Tuesday, December 29, 2015

TOP STORY >> Push starts for district’s millage hike

 Leader staff writer

Jacksonville Education Corps will kick off the campaign in support of the upcoming millage election at 6 p.m. Tuesday at the community center. The meeting will be open to the public.

Renderings of the new high school will be unveiled for the first time.

If Jacksonville-North Pulaski School District patrons pass a 7.6-mill increase on Feb. 9 to build a new $60 million high school and fund other capital projects, they’ll be paying that rate on houses and personal property, such as cars and boats. Business owners will also pay it for equipment that is taxed.

For the owner of a $100,000 home, the proposed hike would cost another $152 a year.

Millage is not based on appraised or fair market values, but on assessed values. The assessed value of a house or personal property is 20 percent of what the house or personal property is worth.

An increase of 7.6 mills equates to $76 for every $10,000 in assessed value, or 76 cents for every $100 in assessed value.

The Kelly Blue Book website reported on Sept. 1 that the average transaction price for a new car was $33,543. Keep in mind that, once driven off the lot, a new car’s value typically depreciates to an amount lower than its purchase price.

But here’s how the millage formula works using that purchase price value:

• Multiply $33,543 by 0.2 to get the 20 percent figure. The result is the car’s assessed value of about $6,709.

• To make things easier, round the assessed value to the nearest amount divisible by $100. In this case, that’s $6,700.

• Now, divide that by $100. The result is 67.

• Multiply the 67 by 76 cents. The result of that final calculation is the approximate cost, $50.92, of the millage increase.

So, the owner of a car worth $33,543 would pay about $50 more every year if voters approve the 7.6-mill hike.

To find out how much more you would pay if voters pass this measure, replace the $33,543 with the value of your own car/boat/other property. Or skip the first step if you’ve already had property assessed and know what that value is.

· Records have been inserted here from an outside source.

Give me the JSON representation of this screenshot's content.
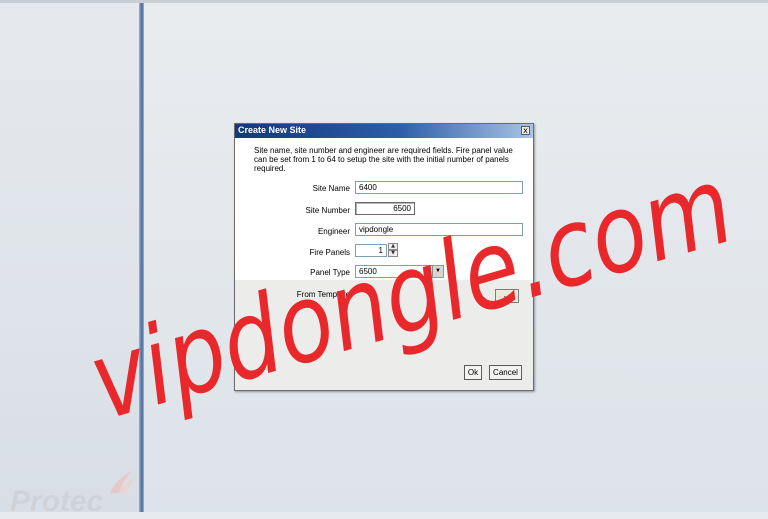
{
  "dialog": {
    "title": "Create New Site",
    "close_glyph": "x",
    "description": "Site name, site number and engineer are required fields. Fire panel value can be set from 1 to 64 to setup the site with the initial number of panels required.",
    "site_name": {
      "label": "Site Name",
      "value": "6400"
    },
    "site_number": {
      "label": "Site Number",
      "value": "6500"
    },
    "engineer": {
      "label": "Engineer",
      "value": "vipdongle"
    },
    "fire_panels": {
      "label": "Fire Panels",
      "value": "1"
    },
    "panel_type": {
      "label": "Panel Type",
      "value": "6500"
    },
    "from_template": {
      "label": "From Template",
      "browse_label": "..."
    },
    "ok_label": "Ok",
    "cancel_label": "Cancel"
  },
  "logo": {
    "text": "Protec"
  },
  "watermark": {
    "text": "vipdongle.com",
    "color": "#e8282b"
  },
  "colors": {
    "titlebar": "#13377b",
    "splitter": "#5e7eae",
    "background": "#e3e7eb"
  },
  "icons": [
    "close-icon",
    "spin-up-icon",
    "spin-down-icon",
    "dropdown-arrow-icon"
  ]
}
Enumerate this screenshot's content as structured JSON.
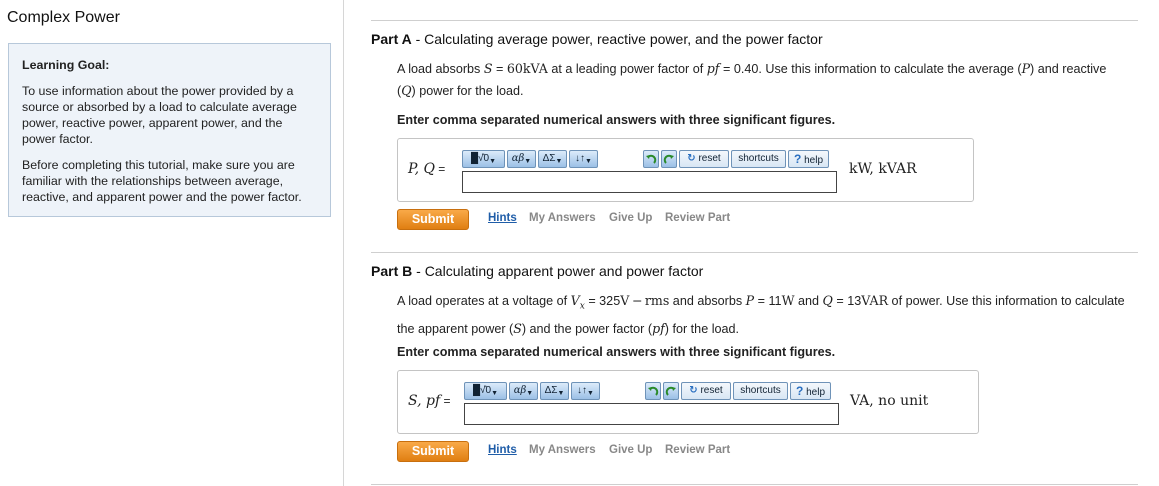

The deadline to have property assessed without a penalty added in May 31 of each year. After May 31, the penalty increases the assessed value. and that makes your personal property tax bill higher.

The special election on the millage increase is set for 7:30 a.m. to 7:30 p.m. on Feb. 9.

Registration deadlines are Jan. 10 for new and out-of-state voters or Feb. 5 for those transferring their information from another county.

Early voting will be 8 a.m. to 5 p.m. Tuesday, Feb. 2 through Monday, Feb. 8 at the Pulaski County Regional Building, 501 W. Markham St. in Little Rock.

Polling sites will not be open over that weekend.

Early voting will also be 10 a.m. to 5 p.m. Tuesday, Feb. 2 through Friday, Feb. 5 at the Jacksonville Community Center, 5 Municipal Drive.

On Election Day, polls will be open at the following locations:

• Bayou Meto Baptist Church, 26200 Hwy. 107 (for Precincts 26 and 28);

• McArthur Assembly of God Church, 3501 John Harden Drive (for Precinct 27);

• Jacksonville Community Center (for Precincts 29, 30, 32, 33 and 44);

• St. Jude the Apostle Catholic Church, 2403 McArthur Drive (for Precinct 34);

• St. Stephens Episcopal Church, 2413 Northeaster Ave. (for Precinct 35);

• First Presbyterian Church, 1208 W. Main St. (for Precinct 36);

• First Baptist Church, 401 N. First St. (for Precinct 37);

• Jacksonville Senior Center, 100 Victory Circle (for Precincts 38 and 45); and

• Berea Baptist Church, 104 E. Valentine Road (for Precincts 46, 47 and 48).

The last on the list is the designated polling place for JNPSD voters living in Lonoke County.

Also, the increase would bring the total school tax levied to 48.3 mills if voters approve it.